In terms of aesthetics, how important is matching a wood railing to a wood deck? If that’s your favorite look, then it’s an important consideration. Once you start looking at home improvement magazines and websites, though, you’ll realize how dated wood railings have become. Many homeowners know that you can update your deck by doing one thing: replacing your old deck railing with a newer railing style. Why, then, start out with a railing that’s already dated?
Which Deck Railing is Right for Me?
Many of today’s deck railing styles allow greater visibility from the deck. Wood railings tend to have thicker balusters or pickets, obstructing the view. Aluminum balusters are thinner, as are cable railings. Designers of today’s railing systems have developed railings and balusters that seem to disappear as you look through them into the yard. If that view is important to you, wood railings should not be your first choice.
When we’re designing a new deck for clients, we often suggest Westbury aluminum rail. They offer a variety of sleek and attractive railing designs, in a range of colors. Another option popular with our clients are the composite railing systems from TimberTech/AZEK. Westbury and TimberTech both offer the choice of round or square metal balusters, while TimberTech also offers square composite balusters. These companies offer railing products in several price points, so our clients are usually able to find a railing system they like that fits their budget. And if it’s a drink rail you want, both of these manufacturers have that option as well.
Aluminum and composite railings not only look better than wood railings, they are your low-maintenance options. The best railing selections can make a real difference in the aesthetics of your deck as well as its longevity and its maintenance requirements.
What Other Deck Details Matter?
When you work with Archadeck of Fort Wayne as your deck designer and deck builder, we’ll walk through additional “small” design decisions with big impact. One deck detail that appeals to quite a few homeowners is deck lighting. Deck lighting components include tiny LED fixtures mounted on a deck’s posts, railings and/or stair risers. Deck lighting can be subtle and effective at the same time. It adds ambiance to your deck after dark and increases your safety on deck stairs, too.
Because we create custom deck designs, we’ll explore additional deck amenities that can make a difference in the look and functionality of your deck. Examples of these custom details would be integrated bench seating and privacy screens. No detail is too small—or in some cases, too large—for our attention and craftsmanship. We want to design and build the perfect deck that meets your needs in terms of aesthetics, function, longevity and maintenance.

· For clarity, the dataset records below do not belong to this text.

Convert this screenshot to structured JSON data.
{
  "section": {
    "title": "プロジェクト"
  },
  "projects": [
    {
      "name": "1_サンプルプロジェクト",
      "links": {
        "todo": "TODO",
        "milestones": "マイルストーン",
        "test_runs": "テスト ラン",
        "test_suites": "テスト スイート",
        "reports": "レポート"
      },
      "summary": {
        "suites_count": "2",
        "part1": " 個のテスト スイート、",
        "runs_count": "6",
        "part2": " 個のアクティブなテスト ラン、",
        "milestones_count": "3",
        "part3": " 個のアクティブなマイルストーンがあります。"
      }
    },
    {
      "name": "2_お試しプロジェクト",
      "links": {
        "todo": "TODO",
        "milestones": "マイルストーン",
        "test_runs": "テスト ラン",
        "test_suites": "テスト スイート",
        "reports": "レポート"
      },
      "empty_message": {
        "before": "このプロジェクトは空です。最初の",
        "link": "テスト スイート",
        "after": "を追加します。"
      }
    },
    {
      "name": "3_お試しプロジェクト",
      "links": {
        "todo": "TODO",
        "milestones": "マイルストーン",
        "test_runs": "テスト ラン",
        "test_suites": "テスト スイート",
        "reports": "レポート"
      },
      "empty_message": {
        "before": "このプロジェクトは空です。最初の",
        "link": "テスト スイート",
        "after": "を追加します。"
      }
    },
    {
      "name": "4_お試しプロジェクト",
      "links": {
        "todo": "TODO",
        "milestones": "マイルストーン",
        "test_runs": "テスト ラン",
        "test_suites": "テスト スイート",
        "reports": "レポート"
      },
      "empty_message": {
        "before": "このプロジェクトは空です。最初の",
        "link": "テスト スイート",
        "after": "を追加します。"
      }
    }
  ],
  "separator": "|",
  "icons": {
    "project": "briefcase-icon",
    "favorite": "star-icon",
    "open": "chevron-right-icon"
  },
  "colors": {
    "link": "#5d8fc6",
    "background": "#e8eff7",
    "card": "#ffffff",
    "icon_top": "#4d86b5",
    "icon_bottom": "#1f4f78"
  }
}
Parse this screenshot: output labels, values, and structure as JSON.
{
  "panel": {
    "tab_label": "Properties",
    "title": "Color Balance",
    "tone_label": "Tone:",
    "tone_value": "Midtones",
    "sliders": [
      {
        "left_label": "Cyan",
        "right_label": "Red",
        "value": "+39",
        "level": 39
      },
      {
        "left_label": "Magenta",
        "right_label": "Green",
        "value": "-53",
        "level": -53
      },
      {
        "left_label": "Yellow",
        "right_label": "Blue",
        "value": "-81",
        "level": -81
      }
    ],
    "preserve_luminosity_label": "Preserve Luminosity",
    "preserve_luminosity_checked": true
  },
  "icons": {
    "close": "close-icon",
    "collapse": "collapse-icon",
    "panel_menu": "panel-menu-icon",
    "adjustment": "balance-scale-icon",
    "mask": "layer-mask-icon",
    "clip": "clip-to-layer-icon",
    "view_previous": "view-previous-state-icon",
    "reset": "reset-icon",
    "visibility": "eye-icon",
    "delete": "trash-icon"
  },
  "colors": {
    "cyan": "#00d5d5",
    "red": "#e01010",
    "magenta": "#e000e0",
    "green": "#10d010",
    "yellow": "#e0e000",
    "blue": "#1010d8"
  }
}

Archadeck of Fort Wayne is northeast Indiana’s premier designer and builder of beautiful, high-quality outdoor living spaces. If you are interested in learning how we can design the perfect deck for your home, call us today at (855) 931-4746 or send us an email at email@example.com.
Craig Whitman, owner at Archadeck of Fort Wayne.